▶ [Work task] Where a line holds the word "ETtoday房產雲", copy that line from the data below.

-- Data listing follows --

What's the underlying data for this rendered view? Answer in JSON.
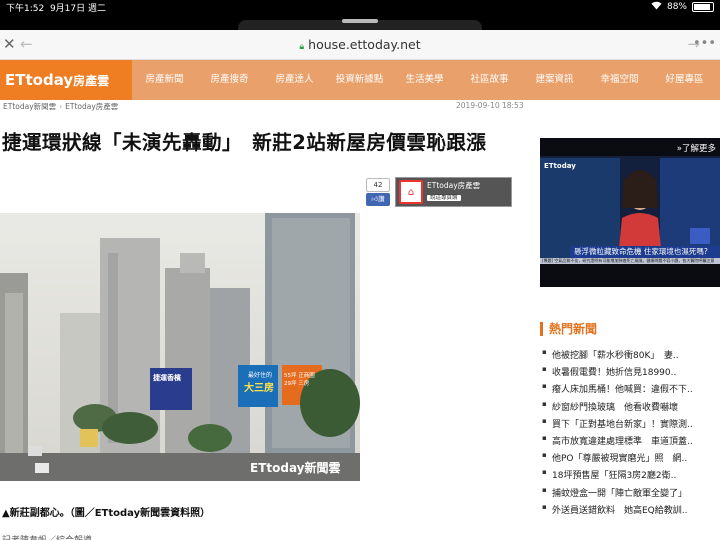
{
  "status_bar": {
    "time": "下午1:52",
    "date": "9月17日 週二",
    "battery": "88%",
    "battery_level": 0.88
  },
  "browser": {
    "url": "house.ettoday.net"
  },
  "site": {
    "logo_prefix": "ETtoday",
    "logo_suffix": "房產雲",
    "nav": [
      "房產新聞",
      "房產搜奇",
      "房產達人",
      "投資新據點",
      "生活美學",
      "社區故事",
      "建案資訊",
      "幸福空間",
      "好屋專區"
    ]
  },
  "breadcrumb": [
    "ETtoday新聞雲",
    "ETtoday房產雲"
  ],
  "article": {
    "date": "2019-09-10 18:53",
    "headline": "捷運環狀線「未演先轟動」　新莊2站新屋房價雲恥跟漲",
    "share_count": "42",
    "like_label": "讚",
    "fanpage_name": "ETtoday房產雲",
    "fanpage_button": "說這專頁讚",
    "photo_watermark": "ETtoday新聞雲",
    "photo_signs": [
      "捷運香檳",
      "最好住的",
      "大三房",
      "55坪 正商圈",
      "29坪 三房"
    ],
    "caption": "▲新莊副都心。（圖／ETtoday新聞雲資料照）",
    "trailing_text": "記者陳韋帆／綜合報導"
  },
  "video": {
    "more_label": "了解更多",
    "brand": "ETtoday",
    "ticker": "懸浮微粒藏致命危機 住家環境也濕死嗎?",
    "crawl": "[專題] 空氣品質不佳，研究證明有可能增加肺癌死亡風險。健康問題不容小覷，各大醫院呼籲注意"
  },
  "hot_news": {
    "title": "熱門新聞",
    "items": [
      "他被挖腳「薪水秒衝80K」　妻..",
      "收暑假電費！她折信見18990..",
      "癈人床加馬桶！他喊買：違假不下..",
      "紗窗紗門換玻璃　他看收費嚇壞",
      "買下「正對基地台新家」！實際測..",
      "高市放寬違建處理標準　車道頂蓋..",
      "他PO「尊嚴被現實磨光」照　網..",
      "18坪預售屋「狂隔3房2廳2衛..",
      "捕蚊燈盒一開「陣亡敵軍全變了」",
      "外送員送錯飲料　她高EQ給教訓.."
    ]
  }
}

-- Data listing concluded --

▶ [Task output]
    "ETtoday房產雲"
    "fanpage_name": "ETtoday房產雲",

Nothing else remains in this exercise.